What you need to do
A verbatim copy of the data is wanted, minus any picture in it.

Data listing
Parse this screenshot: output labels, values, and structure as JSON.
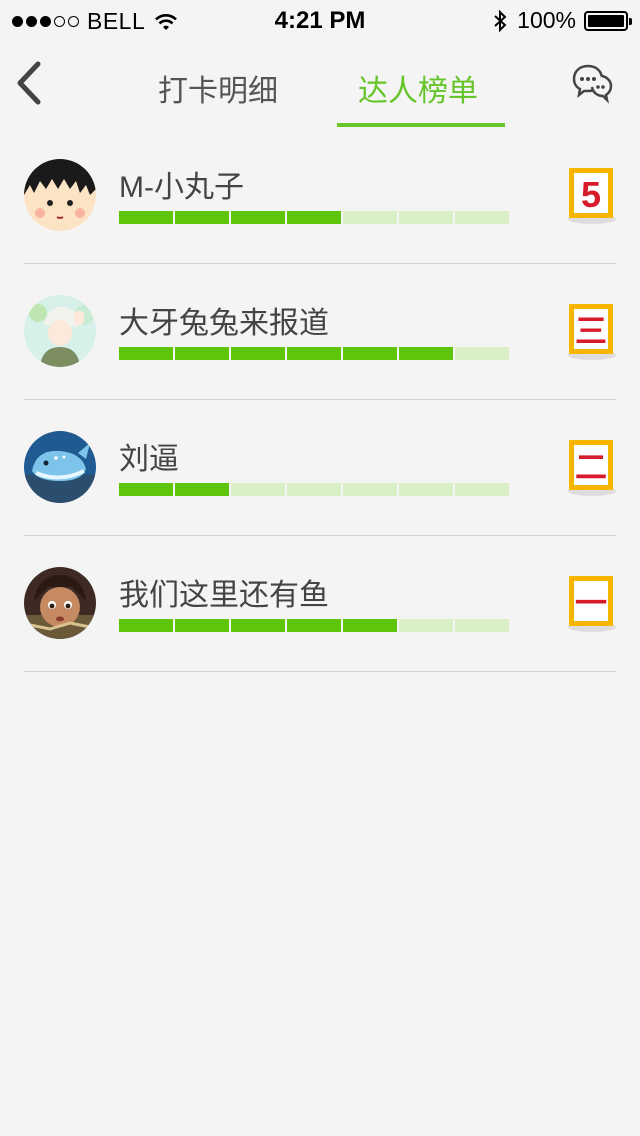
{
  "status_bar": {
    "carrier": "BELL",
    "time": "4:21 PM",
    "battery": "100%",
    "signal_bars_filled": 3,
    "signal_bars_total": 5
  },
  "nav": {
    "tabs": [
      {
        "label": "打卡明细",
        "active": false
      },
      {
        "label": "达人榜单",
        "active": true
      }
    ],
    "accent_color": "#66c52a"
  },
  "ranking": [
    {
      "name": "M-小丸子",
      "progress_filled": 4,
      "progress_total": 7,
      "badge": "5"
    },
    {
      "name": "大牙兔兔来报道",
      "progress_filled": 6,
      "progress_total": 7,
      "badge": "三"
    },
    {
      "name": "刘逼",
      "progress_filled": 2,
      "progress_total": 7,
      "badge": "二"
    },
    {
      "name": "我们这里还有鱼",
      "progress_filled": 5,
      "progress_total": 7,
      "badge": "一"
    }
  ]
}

Reply to the exercise
Parse this screenshot: output labels, values, and structure as JSON.
{
  "status_bar": {
    "carrier": "BELL",
    "time": "4:21 PM",
    "battery": "100%",
    "signal_bars_filled": 3,
    "signal_bars_total": 5
  },
  "nav": {
    "tabs": [
      {
        "label": "打卡明细",
        "active": false
      },
      {
        "label": "达人榜单",
        "active": true
      }
    ],
    "accent_color": "#66c52a"
  },
  "ranking": [
    {
      "name": "M-小丸子",
      "progress_filled": 4,
      "progress_total": 7,
      "badge": "5"
    },
    {
      "name": "大牙兔兔来报道",
      "progress_filled": 6,
      "progress_total": 7,
      "badge": "三"
    },
    {
      "name": "刘逼",
      "progress_filled": 2,
      "progress_total": 7,
      "badge": "二"
    },
    {
      "name": "我们这里还有鱼",
      "progress_filled": 5,
      "progress_total": 7,
      "badge": "一"
    }
  ]
}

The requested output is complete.